The summit, organised by the International Federation of Journalists and the Iraqi Journalists Syndicate, was the first international meeting of any kind in the city since the war began six years ago.
The summit launched a three-year national campaign based upon the IFJ global Ethical Journalism Initiative, involving a programme of seminars, debate and professional actions to raise media standards, build a unified journalists' movement and improve safety of journalists.
The IFJ says although Iraq has an abundance of newspapers, television and radio outlets and online services, few of the titles are economically viable, and much of the journalism suffers from political interference and sectarian bias.
Agreements were signed between the IFJ and the Iraq Commission on Integrity and the Iraq Electoral Commission in which both groups pledged to defend press rights and to organise seminars and training for journalists on the role of media in exposing corruption in public life and improving the quality of reporting around election time.
Top priority will be given to ending the security threats.
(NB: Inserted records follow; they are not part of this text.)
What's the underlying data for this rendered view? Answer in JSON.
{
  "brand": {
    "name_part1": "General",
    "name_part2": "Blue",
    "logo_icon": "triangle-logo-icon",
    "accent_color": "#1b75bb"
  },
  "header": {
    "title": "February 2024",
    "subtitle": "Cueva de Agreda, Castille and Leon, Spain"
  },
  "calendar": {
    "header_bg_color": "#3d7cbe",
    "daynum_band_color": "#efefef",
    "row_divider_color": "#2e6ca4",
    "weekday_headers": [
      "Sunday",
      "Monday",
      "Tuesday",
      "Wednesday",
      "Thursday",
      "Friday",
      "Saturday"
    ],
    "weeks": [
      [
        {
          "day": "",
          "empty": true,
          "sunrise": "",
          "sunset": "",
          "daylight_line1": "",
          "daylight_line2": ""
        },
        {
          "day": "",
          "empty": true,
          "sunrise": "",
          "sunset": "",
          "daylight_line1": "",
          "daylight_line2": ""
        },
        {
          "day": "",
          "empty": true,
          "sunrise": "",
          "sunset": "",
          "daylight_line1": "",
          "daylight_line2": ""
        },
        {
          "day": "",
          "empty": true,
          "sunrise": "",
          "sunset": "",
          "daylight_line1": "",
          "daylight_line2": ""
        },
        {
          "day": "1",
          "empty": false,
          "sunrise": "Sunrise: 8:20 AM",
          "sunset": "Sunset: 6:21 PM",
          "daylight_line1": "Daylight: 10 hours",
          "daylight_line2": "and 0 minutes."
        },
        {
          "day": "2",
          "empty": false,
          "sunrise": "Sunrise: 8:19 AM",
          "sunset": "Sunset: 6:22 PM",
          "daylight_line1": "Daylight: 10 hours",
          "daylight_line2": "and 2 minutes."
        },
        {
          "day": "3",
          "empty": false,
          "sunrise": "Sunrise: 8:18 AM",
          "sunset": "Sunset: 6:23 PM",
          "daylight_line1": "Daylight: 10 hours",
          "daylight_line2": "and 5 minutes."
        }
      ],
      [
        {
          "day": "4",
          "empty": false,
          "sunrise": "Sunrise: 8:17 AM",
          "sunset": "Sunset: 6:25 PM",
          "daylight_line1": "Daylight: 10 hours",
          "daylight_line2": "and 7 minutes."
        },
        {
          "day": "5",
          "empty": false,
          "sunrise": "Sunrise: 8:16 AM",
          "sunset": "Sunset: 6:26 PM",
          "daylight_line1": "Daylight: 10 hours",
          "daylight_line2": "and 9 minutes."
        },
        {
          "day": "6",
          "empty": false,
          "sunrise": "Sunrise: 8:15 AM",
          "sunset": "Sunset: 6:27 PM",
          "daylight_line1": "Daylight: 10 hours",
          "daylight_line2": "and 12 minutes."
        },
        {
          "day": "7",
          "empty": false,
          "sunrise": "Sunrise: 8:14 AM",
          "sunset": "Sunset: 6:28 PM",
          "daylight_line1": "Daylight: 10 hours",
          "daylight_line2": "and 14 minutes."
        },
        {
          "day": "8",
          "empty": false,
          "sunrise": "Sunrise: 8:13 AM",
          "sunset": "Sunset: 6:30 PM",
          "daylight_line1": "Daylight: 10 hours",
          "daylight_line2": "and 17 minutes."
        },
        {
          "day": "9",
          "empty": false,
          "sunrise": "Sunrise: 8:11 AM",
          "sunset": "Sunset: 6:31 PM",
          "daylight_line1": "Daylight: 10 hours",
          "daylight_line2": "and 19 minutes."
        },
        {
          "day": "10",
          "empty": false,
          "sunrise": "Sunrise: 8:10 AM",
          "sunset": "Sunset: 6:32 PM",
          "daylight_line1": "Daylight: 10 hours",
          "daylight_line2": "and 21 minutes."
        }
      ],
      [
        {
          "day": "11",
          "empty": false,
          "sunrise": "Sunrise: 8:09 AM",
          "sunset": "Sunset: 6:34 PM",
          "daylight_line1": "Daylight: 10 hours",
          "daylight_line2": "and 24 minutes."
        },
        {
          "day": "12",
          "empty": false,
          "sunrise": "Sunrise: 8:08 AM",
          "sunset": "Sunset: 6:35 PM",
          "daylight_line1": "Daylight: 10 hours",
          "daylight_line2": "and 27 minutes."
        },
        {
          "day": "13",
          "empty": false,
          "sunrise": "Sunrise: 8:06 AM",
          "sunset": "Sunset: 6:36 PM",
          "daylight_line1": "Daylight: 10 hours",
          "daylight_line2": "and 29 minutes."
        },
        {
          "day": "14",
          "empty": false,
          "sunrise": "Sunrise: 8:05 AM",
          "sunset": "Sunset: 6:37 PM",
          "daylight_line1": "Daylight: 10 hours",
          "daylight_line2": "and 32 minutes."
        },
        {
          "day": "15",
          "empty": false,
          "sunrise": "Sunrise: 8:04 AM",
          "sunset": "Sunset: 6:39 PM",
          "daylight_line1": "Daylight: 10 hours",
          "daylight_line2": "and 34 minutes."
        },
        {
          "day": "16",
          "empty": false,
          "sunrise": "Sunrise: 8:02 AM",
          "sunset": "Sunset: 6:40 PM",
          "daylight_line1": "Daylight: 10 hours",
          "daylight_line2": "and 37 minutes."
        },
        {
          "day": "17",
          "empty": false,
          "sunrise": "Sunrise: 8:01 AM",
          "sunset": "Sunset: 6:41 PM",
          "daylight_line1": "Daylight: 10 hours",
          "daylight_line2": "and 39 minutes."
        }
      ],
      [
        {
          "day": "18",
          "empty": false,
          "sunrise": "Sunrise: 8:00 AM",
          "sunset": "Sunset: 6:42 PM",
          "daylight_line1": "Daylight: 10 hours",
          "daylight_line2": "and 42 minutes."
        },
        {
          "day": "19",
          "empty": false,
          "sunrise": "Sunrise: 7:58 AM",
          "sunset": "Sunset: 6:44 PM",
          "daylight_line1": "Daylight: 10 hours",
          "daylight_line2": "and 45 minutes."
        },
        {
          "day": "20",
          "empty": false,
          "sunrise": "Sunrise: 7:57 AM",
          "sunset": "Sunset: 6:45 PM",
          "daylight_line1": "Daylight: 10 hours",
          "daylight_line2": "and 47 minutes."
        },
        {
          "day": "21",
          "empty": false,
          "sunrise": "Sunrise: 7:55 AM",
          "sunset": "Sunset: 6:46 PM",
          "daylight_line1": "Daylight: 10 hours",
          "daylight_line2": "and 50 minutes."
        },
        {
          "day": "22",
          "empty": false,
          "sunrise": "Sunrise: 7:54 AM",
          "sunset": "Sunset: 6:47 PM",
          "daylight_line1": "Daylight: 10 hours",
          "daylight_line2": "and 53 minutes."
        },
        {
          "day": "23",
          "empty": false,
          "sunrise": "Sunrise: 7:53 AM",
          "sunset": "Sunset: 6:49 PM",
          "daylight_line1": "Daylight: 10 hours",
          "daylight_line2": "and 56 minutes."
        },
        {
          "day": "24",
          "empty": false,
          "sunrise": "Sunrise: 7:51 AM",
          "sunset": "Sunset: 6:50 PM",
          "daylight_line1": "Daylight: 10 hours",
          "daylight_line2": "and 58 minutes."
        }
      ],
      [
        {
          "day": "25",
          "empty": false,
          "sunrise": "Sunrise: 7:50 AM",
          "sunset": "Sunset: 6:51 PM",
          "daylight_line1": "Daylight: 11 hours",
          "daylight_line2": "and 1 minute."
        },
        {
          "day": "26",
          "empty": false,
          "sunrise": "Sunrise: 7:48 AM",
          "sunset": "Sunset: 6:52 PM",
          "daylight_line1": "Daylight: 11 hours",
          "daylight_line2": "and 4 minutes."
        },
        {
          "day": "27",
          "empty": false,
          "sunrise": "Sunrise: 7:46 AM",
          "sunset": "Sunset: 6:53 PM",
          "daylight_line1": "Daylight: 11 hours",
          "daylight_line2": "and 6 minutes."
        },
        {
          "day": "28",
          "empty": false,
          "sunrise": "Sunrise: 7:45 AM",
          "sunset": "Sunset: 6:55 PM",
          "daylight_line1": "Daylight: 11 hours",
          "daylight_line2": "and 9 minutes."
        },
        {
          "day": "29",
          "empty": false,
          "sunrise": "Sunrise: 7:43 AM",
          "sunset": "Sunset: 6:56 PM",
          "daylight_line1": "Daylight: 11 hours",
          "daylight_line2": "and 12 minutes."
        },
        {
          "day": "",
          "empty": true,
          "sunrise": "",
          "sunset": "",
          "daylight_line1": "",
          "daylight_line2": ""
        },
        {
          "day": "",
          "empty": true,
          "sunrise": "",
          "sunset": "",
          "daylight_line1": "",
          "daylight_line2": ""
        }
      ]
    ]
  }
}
More than 200 journalists and media staff have been killed in the last six years.
NUJ general secretary Jeremy Dear was at the conference and blogs about it here.